Don Munsch of the Killeen Daily Herald wonders about the increasing use of the Pledge to the Texas Flag at official meetings and in courtrooms across the State. The pledge itself reads:
Honor the Texas flag; I pledge allegiance to thee, Texas, one state under God, one and indivisible.
Putting aside the somewhat redundant nature of the language (Texas being one state and also one and indivisible), and the possible First Amendment violation involved in requiring anyone to pledge that Texas is a state under God, the once obscure pledge is now in common use by certain governmental bodies in addition to the Pledge of Allegiance – which Munsch points out necessarily includes Texas by reference to the fifty-starred flag.

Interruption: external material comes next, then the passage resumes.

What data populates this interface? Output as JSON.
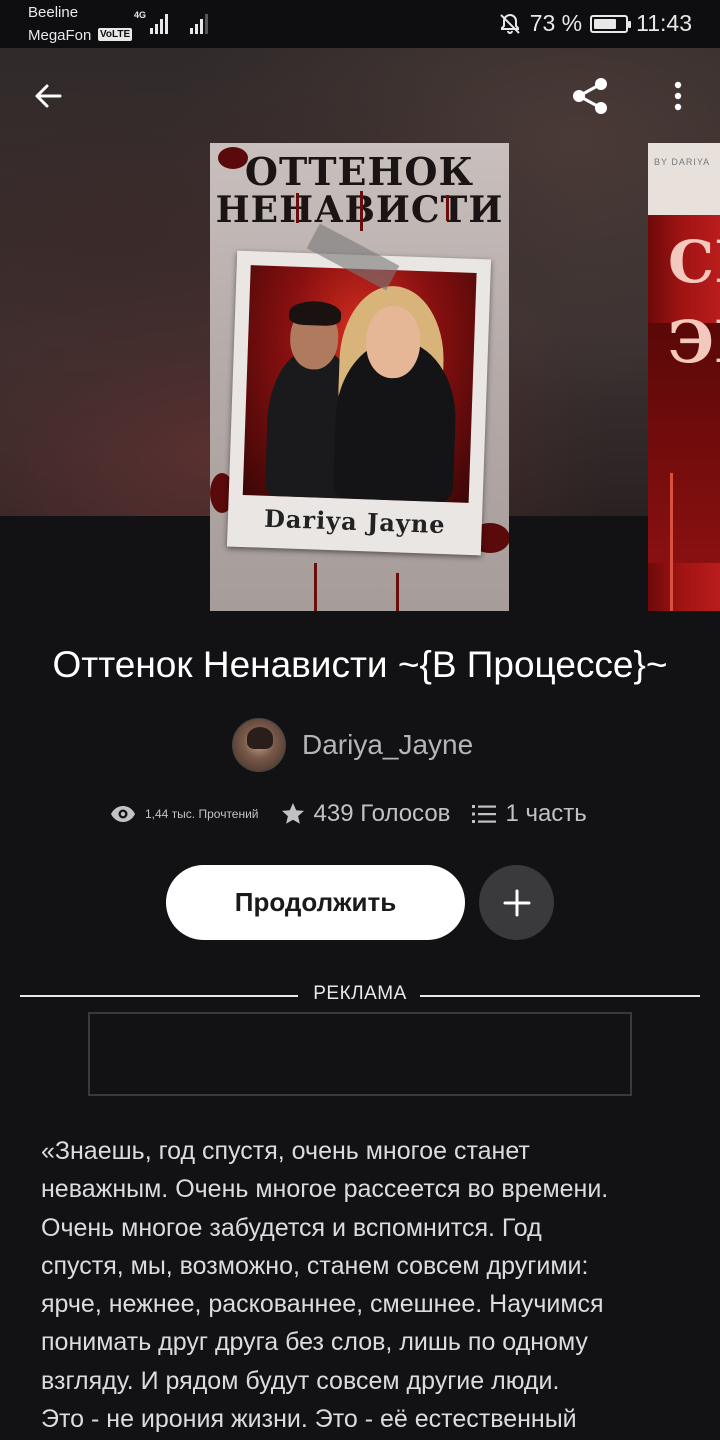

The Herald asked city and school officials about the practice.
“The best answer we can offer as to why we do it is that it is simply a show of respect to our state’s flag,” said Kevin Keller, public information officer for the city of Copperas Cove.
In a statement from the Killeen Independent School District, district spokesman Shannon Rideout said the KISD school board follows the policies written in the Texas Education Code, which states that school boards of each district should require students to recite pledges to both flags — American and Texas — in accordance with applicable government code.
The board just abides by the standards set in the code, by which students are held to, as well.
“I moved from Georgia to Harker Heights in January of 2004 and the pledge to the Texas flag was something being done at that time,” said Harker Heights City Manager David Mitchell. “As far as when that started, I could not tell you. I asked around the office and no one can remember when the city began to include the pledge to the Texas flag.”